A new report to help UK manufacturers improve their non-labour resource productivity found that while many UK manufacturers have achieved 10 to 15% efficiency gains over the last decade, leading companies have achieved over 50% improvements in the same timeframe.
The report identifies the significant untapped opportunities for UK manufacturing in non-labour resource efficiency and outlines a programme of action to address the barriers to uptake.
This opportunity was conservatively calculated to be worth £10 billion p.a. in additional profits for UK manufacturers, to create 300,000 new jobs and to reduce CO2e emissions by 24% for the UK manufacturing sector (4.5% of UK’s total annual emissions).
The report was launched by the The Next Manufacturing Revolution , a not-for-profit collaboration between Lavery Pennell, the University of Cambridge’s Institute for Manufacturing and 2degrees. It summarises 12 months of research examining resource efficiency performance compared to international good practice for each sub-sector.
All manufacturing companies were found to have room for improvement:
- Four types of improvement were identified which are rarely all fully utilised: incremental improvement, process and system improvement, structural change and core redesign.
- Even leading companies are performing inconsistently across the resource efficiency topics examined of circular resource use, transport efficiency, energy efficiency, packaging optimisation, supply chain collaboration and resource efficient product & business model innovation.
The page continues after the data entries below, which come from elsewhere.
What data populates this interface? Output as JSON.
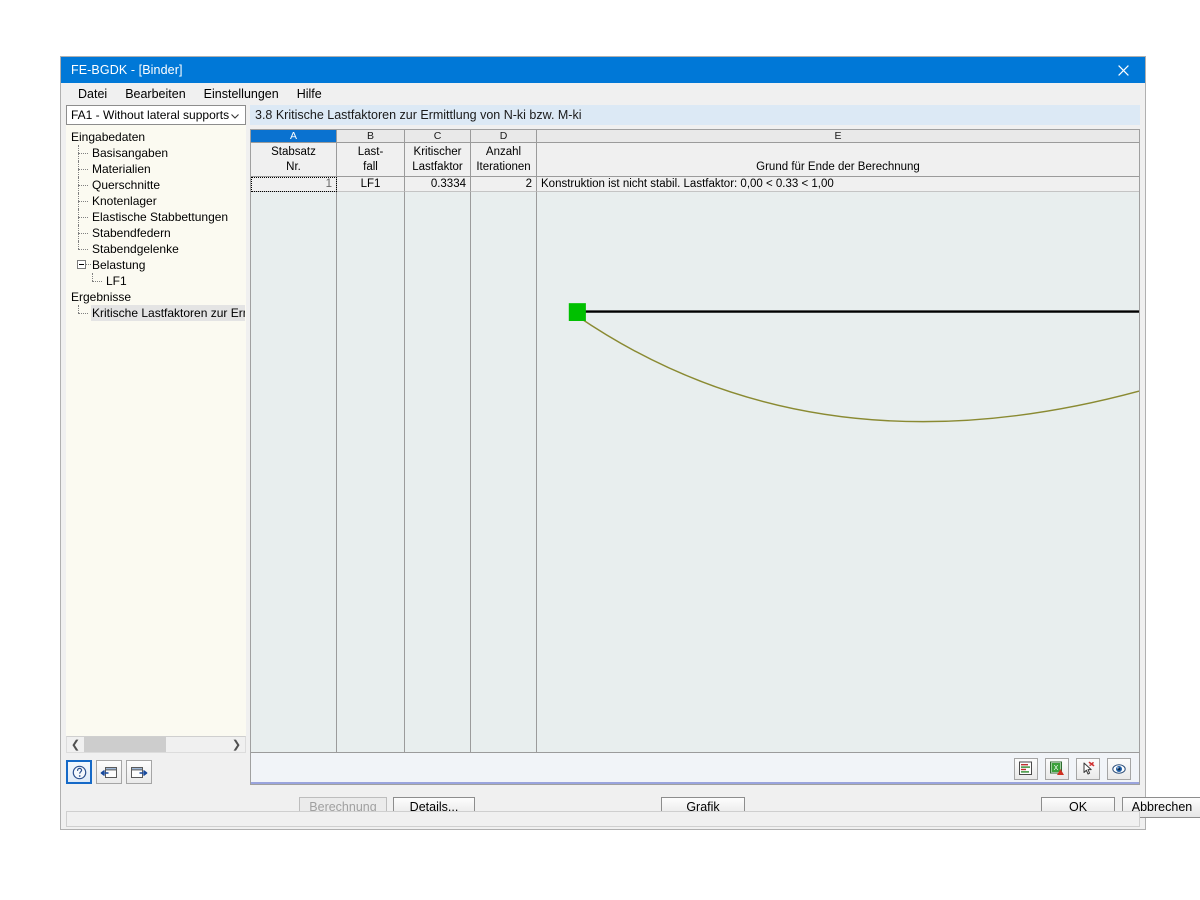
{
  "window": {
    "title": "FE-BGDK - [Binder]",
    "close_icon": "close-icon"
  },
  "menu": {
    "items": [
      {
        "label": "Datei"
      },
      {
        "label": "Bearbeiten"
      },
      {
        "label": "Einstellungen"
      },
      {
        "label": "Hilfe"
      }
    ]
  },
  "sidebar": {
    "selector": {
      "value": "FA1 - Without lateral supports",
      "chevron_icon": "chevron-down-icon"
    },
    "tree": [
      {
        "label": "Eingabedaten",
        "level": 0,
        "type": "root",
        "selected": false
      },
      {
        "label": "Basisangaben",
        "level": 1,
        "type": "leaf",
        "selected": false
      },
      {
        "label": "Materialien",
        "level": 1,
        "type": "leaf",
        "selected": false
      },
      {
        "label": "Querschnitte",
        "level": 1,
        "type": "leaf",
        "selected": false
      },
      {
        "label": "Knotenlager",
        "level": 1,
        "type": "leaf",
        "selected": false
      },
      {
        "label": "Elastische Stabbettungen",
        "level": 1,
        "type": "leaf",
        "selected": false
      },
      {
        "label": "Stabendfedern",
        "level": 1,
        "type": "leaf",
        "selected": false
      },
      {
        "label": "Stabendgelenke",
        "level": 1,
        "type": "leaf",
        "selected": false
      },
      {
        "label": "Belastung",
        "level": 1,
        "type": "branch",
        "selected": false
      },
      {
        "label": "LF1",
        "level": 2,
        "type": "leaf",
        "selected": false
      },
      {
        "label": "Ergebnisse",
        "level": 0,
        "type": "root",
        "selected": false
      },
      {
        "label": "Kritische Lastfaktoren zur Ermit",
        "level": 1,
        "type": "leaf",
        "selected": true
      }
    ],
    "scrollbar": {
      "left_arrow": "❮",
      "right_arrow": "❯"
    },
    "toolbar": [
      {
        "name": "help-info-button",
        "icon": "question-mark-icon",
        "focused": true
      },
      {
        "name": "previous-button",
        "icon": "arrow-left-icon",
        "focused": false
      },
      {
        "name": "next-button",
        "icon": "arrow-right-icon",
        "focused": false
      }
    ]
  },
  "content": {
    "section_title": "3.8 Kritische Lastfaktoren zur Ermittlung von N-ki bzw. M-ki",
    "table": {
      "column_letters": [
        "A",
        "B",
        "C",
        "D",
        "E"
      ],
      "active_column": "A",
      "headers": [
        {
          "line1": "Stabsatz",
          "line2": "Nr."
        },
        {
          "line1": "Last-",
          "line2": "fall"
        },
        {
          "line1": "Kritischer",
          "line2": "Lastfaktor"
        },
        {
          "line1": "Anzahl",
          "line2": "Iterationen"
        },
        {
          "line1": "",
          "line2": "Grund für Ende der Berechnung"
        }
      ],
      "rows": [
        {
          "a": "1",
          "b": "LF1",
          "c": "0.3334",
          "d": "2",
          "e": "Konstruktion ist nicht stabil. Lastfaktor: 0,00 < 0.33 < 1,00"
        }
      ]
    },
    "graphic": {
      "description": "beam-buckling-mode-shape",
      "beam_color": "#000000",
      "mode_shape_color": "#8a8a32",
      "support_color": "#00c000"
    },
    "view_tools": [
      {
        "name": "print-report-icon",
        "icon": "report-icon"
      },
      {
        "name": "export-excel-icon",
        "icon": "excel-export-icon"
      },
      {
        "name": "select-pointer-icon",
        "icon": "pointer-pin-icon"
      },
      {
        "name": "visibility-eye-icon",
        "icon": "eye-icon"
      }
    ]
  },
  "footer": {
    "buttons": [
      {
        "name": "calculate-button",
        "label": "Berechnung",
        "disabled": true
      },
      {
        "name": "details-button",
        "label": "Details...",
        "disabled": false
      },
      {
        "name": "graphic-button",
        "label": "Grafik",
        "disabled": false
      },
      {
        "name": "ok-button",
        "label": "OK",
        "disabled": false
      },
      {
        "name": "cancel-button",
        "label": "Abbrechen",
        "disabled": false
      }
    ]
  }
}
- Wider benefits from the programme also accrue to communities including indirect jobs, greater tax revenues and an improved environment.
Based on this research, and supported by case studies from the private sector, Next Manufacturing Revolution (NMR) has developed a programme to help manufacturing companies realise these benefits, comprising three platforms. The first is the NMR Community, which provides in-depth information, research and interactive information exchange forums, openly accessible to all. The second focuses on Barriers Resolution and Rollout, working collaboratively with experts and manufacturers to overcome industry obstacles that currently prevent the improvement of non-labour resource productivity, through a series of workshops. The third platform is Tailored Support which involves one-to-one advice for manufacturers seeking to identify improvement opportunities within their companies from non-labour resource management.
NMR now welcomes the involvement of companies and industry organisations who can participate to the extent that they wish, dependent upon their specific objectives and business planning needs. The programme is accessible, flexible, and designed to deliver results consistent with those seen in case studies of best practice from the private sector.
Implementation of this programme is now underway; collaboration with government, member organisations, other NGOs, and publications will assist to accelerate this programme. Organisations and manufacturers seeking to participate can contact email@example.com.
You can download the full report here and read more about NMR at www.nextmanufacturingrevolution.org.